Julia Cameron says in The Artist’s Way, “Survival lives in sanity, and sanity lies in paying attention.” I want to keep paying attention, even when it’s hard. Even when it feels like it’s going to break my heart. The everyday beauty, the living things around me, the infinitesimal things that usually go by unnoticed—noticing these are how I can continue on, how I take my next breath when this one feels weighted and heavy in my throat.
Today I got up and I went to the coffee shop down the street. I bought a homemade oatmeal creme pie and an iced oatmilk chai. I brought them home, and I put on a song I love and ate the entire pie. Now I’m sitting at the kitchen table, once again looking out onto that yard full of trees and flowering things—a yard she’ll never get to see.
I am thinking about her and how I can possibly do her memory justice through my words. I hope I have.
In another few weeks I’ll return home to Texas, to a physical space empty of life save for the flowers I potted and kept for myself, the ones she bought right before she died. She’s still right up the highway from that house, except now she’s at the sprawling veterans cemetery.
I will go visit her gravesite and tell her that I love her and that I’ve been thinking of her. Then I will pack up my things and those same flowers and move to a new city and embark on a new chapter of my life, as a girl without a grandmother.
I will think about her often, and when it hurts like it does right now, I will remember that it’s only painful because it was once so good, and then, I will try to feel grateful again.
Photography of flowers and the author by Todd Taylor.
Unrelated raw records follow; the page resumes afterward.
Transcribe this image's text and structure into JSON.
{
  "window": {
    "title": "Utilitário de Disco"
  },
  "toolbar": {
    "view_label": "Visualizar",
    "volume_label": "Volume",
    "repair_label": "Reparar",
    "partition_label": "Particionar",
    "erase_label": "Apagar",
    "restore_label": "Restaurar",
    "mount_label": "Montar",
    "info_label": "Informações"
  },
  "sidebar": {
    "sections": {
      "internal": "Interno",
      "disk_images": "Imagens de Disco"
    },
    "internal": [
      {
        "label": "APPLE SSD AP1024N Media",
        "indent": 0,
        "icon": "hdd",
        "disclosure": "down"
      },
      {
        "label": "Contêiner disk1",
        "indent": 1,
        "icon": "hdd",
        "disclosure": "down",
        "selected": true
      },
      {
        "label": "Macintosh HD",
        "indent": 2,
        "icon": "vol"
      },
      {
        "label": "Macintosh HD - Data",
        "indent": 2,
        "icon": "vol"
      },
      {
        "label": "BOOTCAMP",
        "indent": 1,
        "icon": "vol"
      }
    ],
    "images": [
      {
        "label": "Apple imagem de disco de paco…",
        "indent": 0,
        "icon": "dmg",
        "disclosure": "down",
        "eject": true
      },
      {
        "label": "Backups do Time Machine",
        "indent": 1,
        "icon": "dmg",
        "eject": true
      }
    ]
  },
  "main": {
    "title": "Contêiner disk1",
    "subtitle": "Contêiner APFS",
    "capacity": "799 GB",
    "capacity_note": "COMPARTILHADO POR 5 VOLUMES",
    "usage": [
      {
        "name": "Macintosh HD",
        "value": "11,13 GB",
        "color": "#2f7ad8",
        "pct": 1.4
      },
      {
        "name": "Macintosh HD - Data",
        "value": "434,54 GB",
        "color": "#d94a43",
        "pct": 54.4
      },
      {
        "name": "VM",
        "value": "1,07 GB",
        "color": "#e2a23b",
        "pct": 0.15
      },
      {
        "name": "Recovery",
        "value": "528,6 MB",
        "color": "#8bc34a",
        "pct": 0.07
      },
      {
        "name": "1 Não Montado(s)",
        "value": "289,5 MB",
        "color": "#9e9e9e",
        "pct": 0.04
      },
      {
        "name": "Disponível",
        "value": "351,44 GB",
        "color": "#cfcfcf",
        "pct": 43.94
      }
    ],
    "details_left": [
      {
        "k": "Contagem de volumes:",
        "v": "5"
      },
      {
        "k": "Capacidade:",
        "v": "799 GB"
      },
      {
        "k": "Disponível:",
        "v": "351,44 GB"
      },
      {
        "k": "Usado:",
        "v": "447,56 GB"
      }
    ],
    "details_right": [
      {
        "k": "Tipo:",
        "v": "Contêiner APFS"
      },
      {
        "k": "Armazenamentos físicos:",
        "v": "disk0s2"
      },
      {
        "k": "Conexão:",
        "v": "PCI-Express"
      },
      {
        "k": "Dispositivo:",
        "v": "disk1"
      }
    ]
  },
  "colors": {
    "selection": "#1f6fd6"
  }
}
Nikki Carter is an experienced writer-editor-strategist who has been freelancing for over a decade. She's written under her own byline on topics like personal growth, sobriety, and work/life balance and been published on Business Insider, The Muse, Skillshare, and more. She's also created content for clients in healthcare, tech, and other industries. She runs a weekly newsletter, Will & Way, for Women of Color and is querying her first novel for publication. When she isn't writing, you can find her hiking, reading, or drinking tea and daydreaming.